**DATASET RECORDS:**

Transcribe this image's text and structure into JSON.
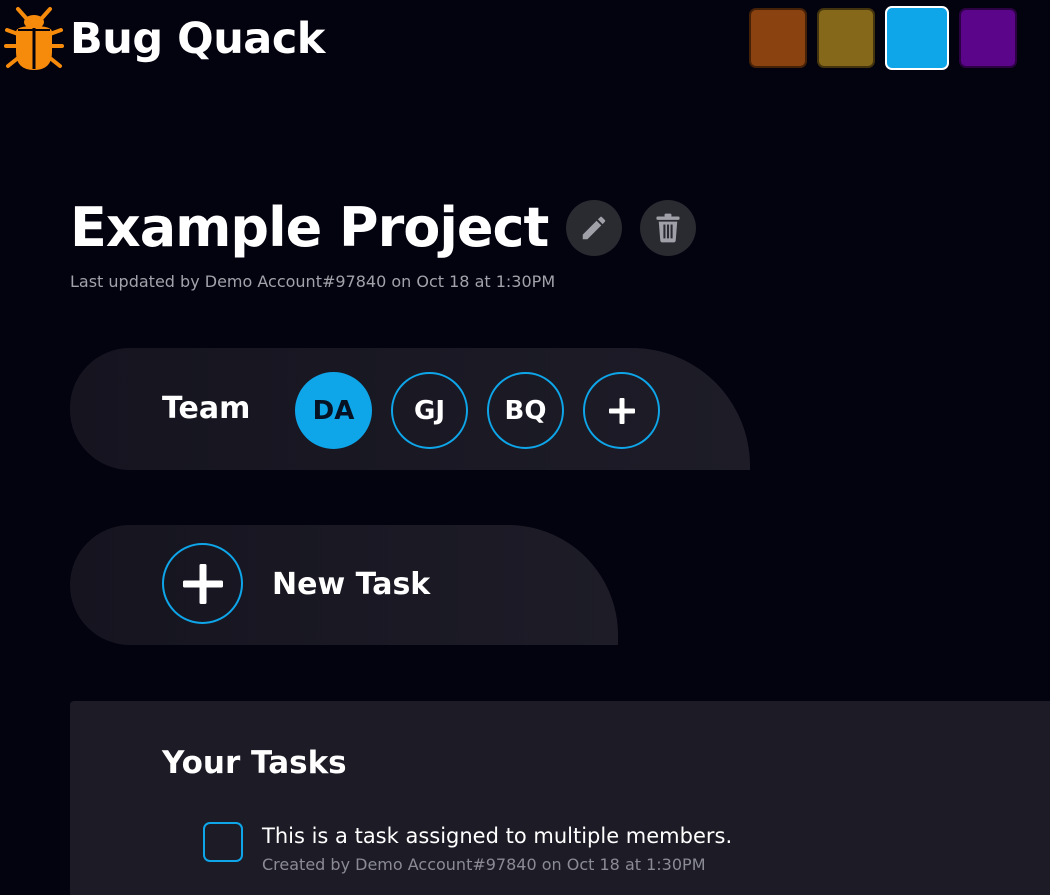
{
  "header": {
    "app_name": "Bug Quack",
    "logo_icon": "bug-icon",
    "theme_swatches": [
      {
        "name": "brown",
        "color": "#8a4210",
        "selected": false
      },
      {
        "name": "olive",
        "color": "#86681a",
        "selected": false
      },
      {
        "name": "blue",
        "color": "#0ea5e9",
        "selected": true
      },
      {
        "name": "purple",
        "color": "#5b058a",
        "selected": false
      }
    ]
  },
  "project": {
    "title": "Example Project",
    "last_updated": "Last updated by Demo Account#97840 on Oct 18 at 1:30PM",
    "edit_icon": "pencil-icon",
    "delete_icon": "trash-icon"
  },
  "team": {
    "label": "Team",
    "members": [
      {
        "initials": "DA",
        "active": true
      },
      {
        "initials": "GJ",
        "active": false
      },
      {
        "initials": "BQ",
        "active": false
      }
    ],
    "add_icon": "plus-icon"
  },
  "new_task": {
    "label": "New Task",
    "icon": "plus-icon"
  },
  "tasks": {
    "heading": "Your Tasks",
    "items": [
      {
        "title": "This is a task assigned to multiple members.",
        "meta": "Created by Demo Account#97840 on Oct 18 at 1:30PM",
        "checked": false
      }
    ]
  },
  "colors": {
    "accent": "#0ea5e9",
    "background": "#03020f",
    "panel": "#1c1b26",
    "logo": "#f58a0b"
  }
}
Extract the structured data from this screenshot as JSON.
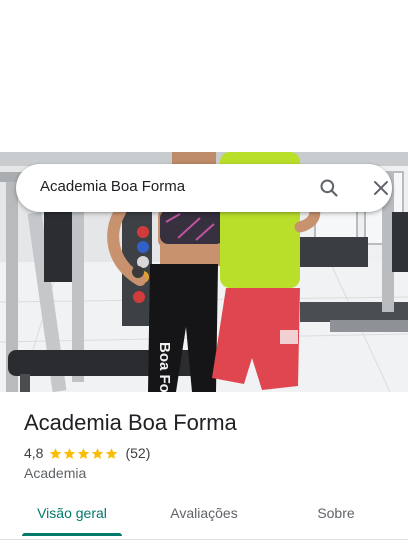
{
  "search": {
    "query": "Academia Boa Forma",
    "search_icon": "search-icon",
    "close_icon": "close-icon"
  },
  "place": {
    "name": "Academia Boa Forma",
    "rating": "4,8",
    "stars_value": 4.8,
    "review_count": "(52)",
    "category": "Academia"
  },
  "tabs": [
    {
      "label": "Visão geral",
      "active": true
    },
    {
      "label": "Avaliações",
      "active": false
    },
    {
      "label": "Sobre",
      "active": false
    }
  ],
  "photo": {
    "shirt_text": "Boa Forma"
  },
  "colors": {
    "accent": "#00796b",
    "star": "#fbbc04",
    "text_primary": "#202124",
    "text_secondary": "#5f6368"
  }
}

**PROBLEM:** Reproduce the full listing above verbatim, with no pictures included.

**WRITTEN RESPONSE:**
Transcribe this image's text and structure into JSON.
{
  "header": {
    "app_name": "Bug Quack",
    "logo_icon": "bug-icon",
    "theme_swatches": [
      {
        "name": "brown",
        "color": "#8a4210",
        "selected": false
      },
      {
        "name": "olive",
        "color": "#86681a",
        "selected": false
      },
      {
        "name": "blue",
        "color": "#0ea5e9",
        "selected": true
      },
      {
        "name": "purple",
        "color": "#5b058a",
        "selected": false
      }
    ]
  },
  "project": {
    "title": "Example Project",
    "last_updated": "Last updated by Demo Account#97840 on Oct 18 at 1:30PM",
    "edit_icon": "pencil-icon",
    "delete_icon": "trash-icon"
  },
  "team": {
    "label": "Team",
    "members": [
      {
        "initials": "DA",
        "active": true
      },
      {
        "initials": "GJ",
        "active": false
      },
      {
        "initials": "BQ",
        "active": false
      }
    ],
    "add_icon": "plus-icon"
  },
  "new_task": {
    "label": "New Task",
    "icon": "plus-icon"
  },
  "tasks": {
    "heading": "Your Tasks",
    "items": [
      {
        "title": "This is a task assigned to multiple members.",
        "meta": "Created by Demo Account#97840 on Oct 18 at 1:30PM",
        "checked": false
      }
    ]
  },
  "colors": {
    "accent": "#0ea5e9",
    "background": "#03020f",
    "panel": "#1c1b26",
    "logo": "#f58a0b"
  }
}
Extract the structured data from this screenshot as JSON.
{
  "search": {
    "query": "Academia Boa Forma",
    "search_icon": "search-icon",
    "close_icon": "close-icon"
  },
  "place": {
    "name": "Academia Boa Forma",
    "rating": "4,8",
    "stars_value": 4.8,
    "review_count": "(52)",
    "category": "Academia"
  },
  "tabs": [
    {
      "label": "Visão geral",
      "active": true
    },
    {
      "label": "Avaliações",
      "active": false
    },
    {
      "label": "Sobre",
      "active": false
    }
  ],
  "photo": {
    "shirt_text": "Boa Forma"
  },
  "colors": {
    "accent": "#00796b",
    "star": "#fbbc04",
    "text_primary": "#202124",
    "text_secondary": "#5f6368"
  }
}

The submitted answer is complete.